*The term “soap opera” began being used in 1939 because of the heavy soap company endorsements on these programs.
Some of you may have already guessed the inspiration for the title of Vivian’s radio show and Book #1 – THE DARKNESS KNOWS. It comes from the intro to The Shadow radio show:
Who knows what evils lurks in the hearts of men? The Shadow knows!
The Shadow is the crime-fighting alter ego of Lamont Cranston who has the ability to “cloud men’s minds so they can not see him”. Orson Welles played title role at the show’s inception in 1937, but he left the show in 1938. The radio version ran until 1954 with four more actors portraying Lamont during the run.
Listening to this now, I can see that this show influenced the fictional The Darkness Knows radio show in my series more than any other actual radio show – even though it’s not a “detective show” per se. This is also always the show people bring up when I talk old time radio with them. Everyone seems to know The Shadow…
Ray Bradbury grew up in Waukegan, IL and there’s a storytelling festival each year around Halloween that honors him. I went to it a few times, and it’s excellent. I think Bradbury’s short stories are particularly well-suited to radio and that’s where I first heard most of them. I’m sharing two of my favorites today (because I couldn’t pick just one).
“The Ravine” is the first episode of the show Bradbury 13 from the early 1980s. The fictionalized ravine is based on a very real one in Waukegan. Waukegan itself was fictionalized often as “Green Town” in Bradbury’s stories. This story is chilling. There are 13 episodes in this series and all are fabulous.

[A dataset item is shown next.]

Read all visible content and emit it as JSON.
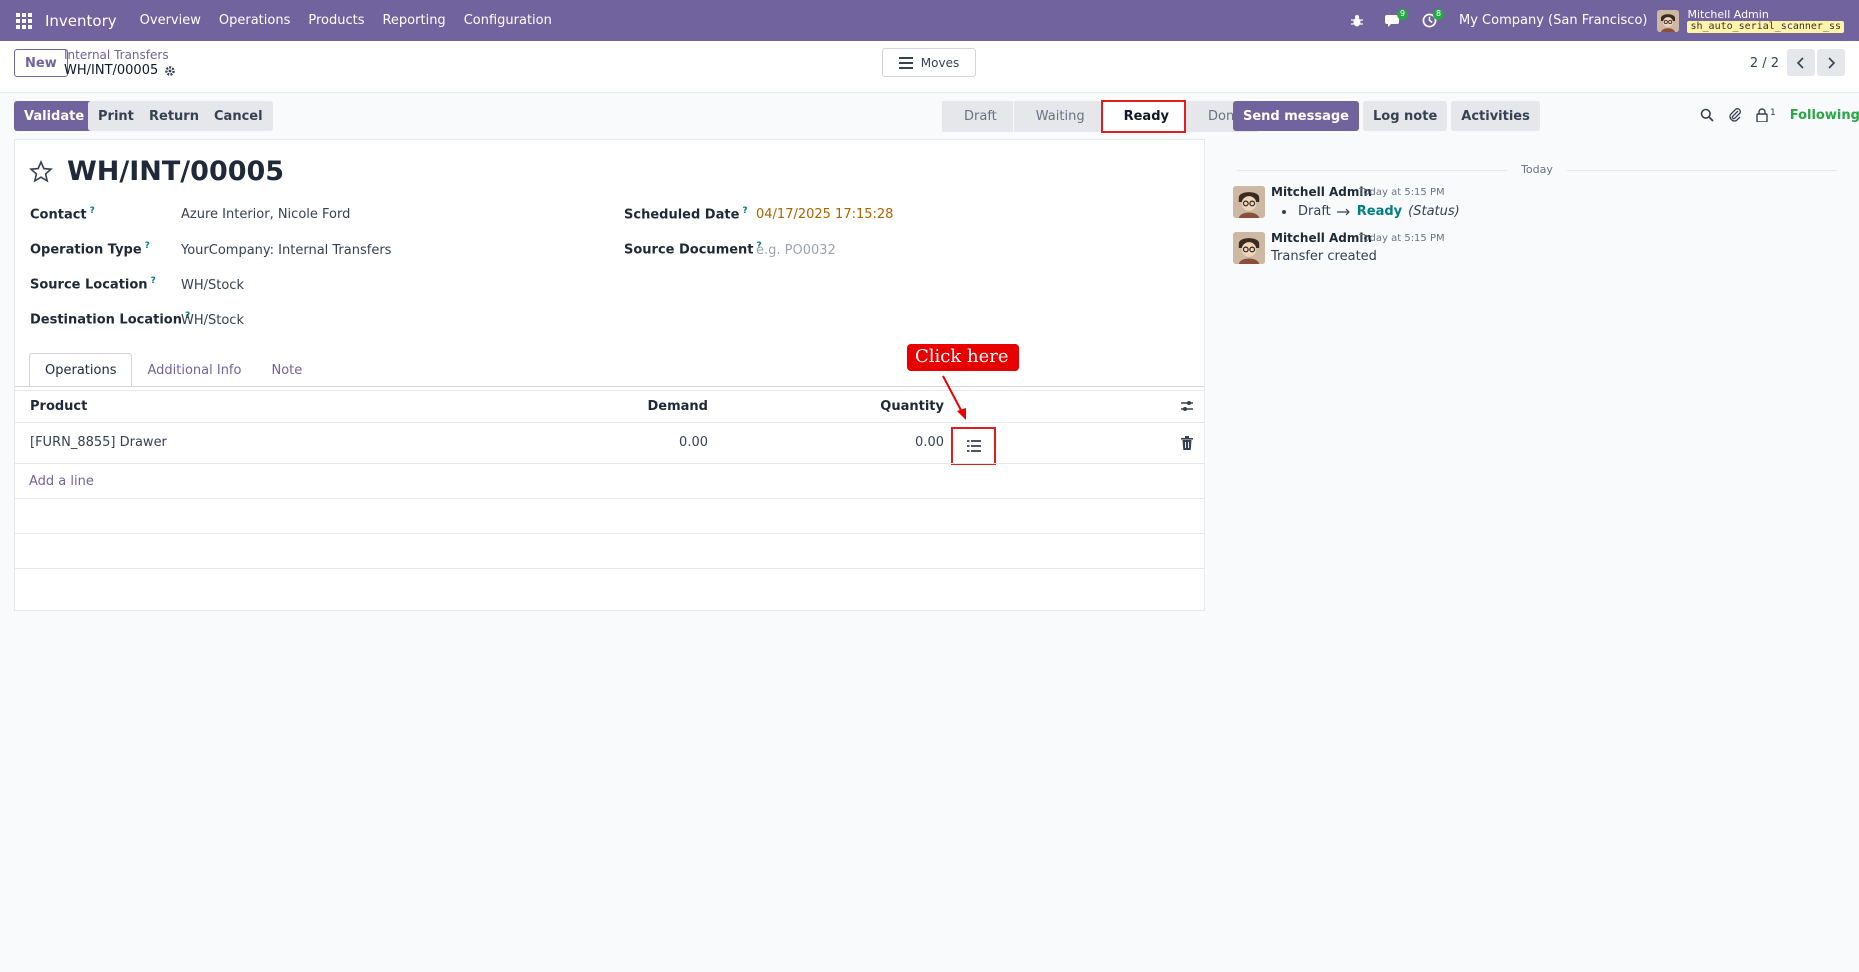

“Zero Hour” is a Suspense episode from April 5, 1955 is chilling in an entirely different way. I don’t want to give anything away except that it’s very 1950s, and the main character is a seemingly sweet little girl named “Mink” (which I love).
Lights Out is one of my favorite shows. It was a pioneer of horror/sci-fi and was originally produced in Chicago (and Harold Peary of Great Gildersleeve fame, star of last week’s post, guested on it a few times). Lights Out began in 1934 to as “a midnight mystery serial to catch the attention of the listeners at the witching hour.” True to that aim it aired at midnight and soon switched to an anthology format with new stories presented for each program. Lights Out almost certainly inspired The Twilight Zone.
I have so many favorite episodes, but this one stands out as especially creepy. “It Happened” aired May 11, 1938. It’s the story of a girl trapped in the catacombs under Paris – and that’s all I’m going to tell you. (Despite the name of the show, you might want to listen to this one with the lights on.)